CenturyLink Biz has an ebook out with predictions for 2013 and beyond. M2M, mobility, cloud - all just mind blowing stuff
Well, the FCC's pace for any case is slow and slower, so they will likely not get to the copper clipping and IP transition until 3Q2013 at the earliest. meanwhile, CLEC's have to be vigilante to document cases of copper clipping, because all the money that they - Integra, Megapath, TelePacific, XO, Windstream - have invested in EoC doesn't work without said copper. I think they will be fine until 2014 on this.
That said, CLEC's have to accelerate their plans for OTT services like cloud and Managed IT. When the copper plant disappears, wholesale (from fiber providers and cablecos) will get expensive. The money will be in Layer 7. I have often said that it was going to be Layer 1 or Layer 7. Without a network that you own, it will be a fight for apps and services. Everything will look like Office 365 - where 42,000 Microsoft partners are selling it for very little margin.
Here's the thing: more businesses are moving to the cloud for so many reasons - mobility just being one of them. Some CLEC's, VARs and even Agents will migrate to a cloud services brokerage model. That will work for slinging Hosted Exchange, SharePoint, CRM, simple backup, even VPS. Network will become a separate sale and negotiation.
I'm still shocked that no one has rolled out vertically based integrated bundles yet.
So mobility will still be huge in 2013, but with the new shared data plans, the monthly bill will be increasing, so businesses (and consumers) will be looking for alternatives. Wi-fi will be significant. When you add in mobile data caps and consumer cable caps - and metering - there will be a net effect on cloud services and OTT services.
When you examine the backlash yesterday on the Instagram privacy gaff (right after Facebook finished acquiring them for $715M), you have to wonder how much longer the online phenomenon continues. Privacy is non-existent. You have to be off-the-grid and paying with cash to be beyond corporate and government spying. I think we will see a little more backlash in 2013 - enough that FB and other companies see a dip in usage and corresponding advertising sales. Have FB and twitter peaked?
The companies to watch in 2013:
- RIM and Alcatel because they are re-inventing;
- Avaya because of its crushing debt;
- Bright House due to its Telovations acquisition and to see if it is the first cableco to chase business outside of its region;
- 8x8 and similar OTT Hosted PBX players like FreedomIQ;
- the Cloud Communications Alliance, especially the members who have not been acquired yet. If Hosted PBX doesn't explode in 2013, it never will;
- Sprint because Clearwire+DISH+Softbank = a big ugly mess with Hesse;
- Verizon but specifically its OTT hosted PBX service, VCE;
- Dell as it continues its shift to cloud services from hardware;

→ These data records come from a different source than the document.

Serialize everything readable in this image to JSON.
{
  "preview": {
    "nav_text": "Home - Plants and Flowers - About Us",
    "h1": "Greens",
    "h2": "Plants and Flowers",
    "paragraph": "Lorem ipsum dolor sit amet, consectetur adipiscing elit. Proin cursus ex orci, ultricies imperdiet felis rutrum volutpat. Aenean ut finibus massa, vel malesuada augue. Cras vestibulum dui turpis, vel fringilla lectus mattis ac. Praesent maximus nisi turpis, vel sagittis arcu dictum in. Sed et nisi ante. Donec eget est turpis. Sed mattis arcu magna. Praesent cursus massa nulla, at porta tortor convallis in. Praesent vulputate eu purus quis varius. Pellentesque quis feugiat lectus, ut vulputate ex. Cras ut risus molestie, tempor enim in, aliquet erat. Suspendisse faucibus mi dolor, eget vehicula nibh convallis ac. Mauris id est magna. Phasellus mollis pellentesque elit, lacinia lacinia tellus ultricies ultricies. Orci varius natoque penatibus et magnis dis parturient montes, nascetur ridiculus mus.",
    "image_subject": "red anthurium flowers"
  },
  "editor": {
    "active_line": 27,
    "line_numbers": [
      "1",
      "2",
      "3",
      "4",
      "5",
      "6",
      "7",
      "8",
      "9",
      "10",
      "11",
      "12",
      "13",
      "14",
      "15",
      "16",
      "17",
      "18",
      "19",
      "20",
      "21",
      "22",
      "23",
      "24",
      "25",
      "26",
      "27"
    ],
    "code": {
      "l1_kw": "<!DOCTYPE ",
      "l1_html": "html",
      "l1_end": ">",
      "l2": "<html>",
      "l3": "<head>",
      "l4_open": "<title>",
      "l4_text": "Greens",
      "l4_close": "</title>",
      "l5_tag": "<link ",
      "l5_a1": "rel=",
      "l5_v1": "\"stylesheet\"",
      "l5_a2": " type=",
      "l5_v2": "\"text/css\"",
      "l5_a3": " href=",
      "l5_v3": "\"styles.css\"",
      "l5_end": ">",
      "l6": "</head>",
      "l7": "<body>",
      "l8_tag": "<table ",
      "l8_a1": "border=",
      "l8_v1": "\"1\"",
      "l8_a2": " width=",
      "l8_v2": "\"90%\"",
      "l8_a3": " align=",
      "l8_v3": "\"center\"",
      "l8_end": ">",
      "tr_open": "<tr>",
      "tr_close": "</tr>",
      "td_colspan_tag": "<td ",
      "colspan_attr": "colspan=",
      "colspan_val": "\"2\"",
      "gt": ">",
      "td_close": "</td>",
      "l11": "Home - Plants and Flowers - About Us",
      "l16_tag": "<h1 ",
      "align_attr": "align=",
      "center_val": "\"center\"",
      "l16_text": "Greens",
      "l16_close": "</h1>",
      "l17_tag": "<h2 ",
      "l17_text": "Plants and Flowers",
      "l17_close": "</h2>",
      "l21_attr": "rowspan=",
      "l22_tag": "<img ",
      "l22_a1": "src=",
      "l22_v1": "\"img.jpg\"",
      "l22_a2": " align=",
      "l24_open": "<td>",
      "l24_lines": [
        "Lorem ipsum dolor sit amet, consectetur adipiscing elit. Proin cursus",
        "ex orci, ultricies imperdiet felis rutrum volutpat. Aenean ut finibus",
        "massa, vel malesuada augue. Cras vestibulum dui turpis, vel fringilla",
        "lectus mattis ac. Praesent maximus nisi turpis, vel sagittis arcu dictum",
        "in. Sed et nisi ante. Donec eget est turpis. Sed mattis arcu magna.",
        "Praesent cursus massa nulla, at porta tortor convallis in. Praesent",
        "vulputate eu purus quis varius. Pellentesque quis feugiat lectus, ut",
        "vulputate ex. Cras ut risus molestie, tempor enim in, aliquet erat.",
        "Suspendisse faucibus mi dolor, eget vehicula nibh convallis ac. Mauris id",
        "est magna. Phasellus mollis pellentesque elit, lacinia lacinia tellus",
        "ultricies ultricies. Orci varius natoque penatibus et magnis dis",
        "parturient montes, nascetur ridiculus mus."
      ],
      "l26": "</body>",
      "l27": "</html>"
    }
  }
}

- Tech Data - between TDmobility and the Microcorp deal - 2013 will be telling;
- AirWatch since MDM is huge and they are being sued;
- Master Agencies that have to figure out relevancy in 2013.
For Agents and VARs, 2013 is the year they have to put a plan together. No more waiting. Too many VAR's are already jumping on the telecom/network bandwagon and not nearly enough Agents are jumping into the Managed Services and Cloud space. For Agents, 2 resolutions for 2013 would be (1) partner with a VAR or two; and (2) cross-sell services to grab more of the total wallet share of your customers. Look to revenue per customer and lifetime value of each customer as the most important metrics. (Mainly because they are.)
For VAR's, they have seen some big changes from Microsoft - Small Business Server's end of life as well as the way Office 365 was sold. VAR's also witnessed CLEC's - like Cbeyond and EarthLink - make a big splash in launching managed services and cloud offerings. In 2013, VARs will need network/telecom to make up for the revenue dips. Locally in Tampa, we have seen some Microsoft partners go to programming and integration services in place of the old model of SBS and Exchange. For all of cloud adoption, Integration is the key to any business process outcomes. There aren't nearly enough programmers to do all the necessary integration.
In the Google world, there are companies making money supporting and integrating Google Apps. Backupify, Batchbook, Insightly are just 3 companies that integrate with Google Apps for CRM and backup. As this ecosystem becomes more complete, Microcorp's deal with NeoNova could prove brilliant.
It is this type of package or bundle that most businesses want. Do they want stand-alone Hosted Exchange? Notsomuch. They want a complete package of inter-working software - the Hosted PBX integrated with Outlook and the browser - like they have on their smartphone!! It confuses me that the smartphone is more integrated than a laptop, Mac or desktop.
They want their CRM to integrate with all of it too. If Xobni can pull in all that social data, why can't a plug-in for CRM?
It's this complete solution that is needed. No idea what company will roll it out first or if it will be in 2013.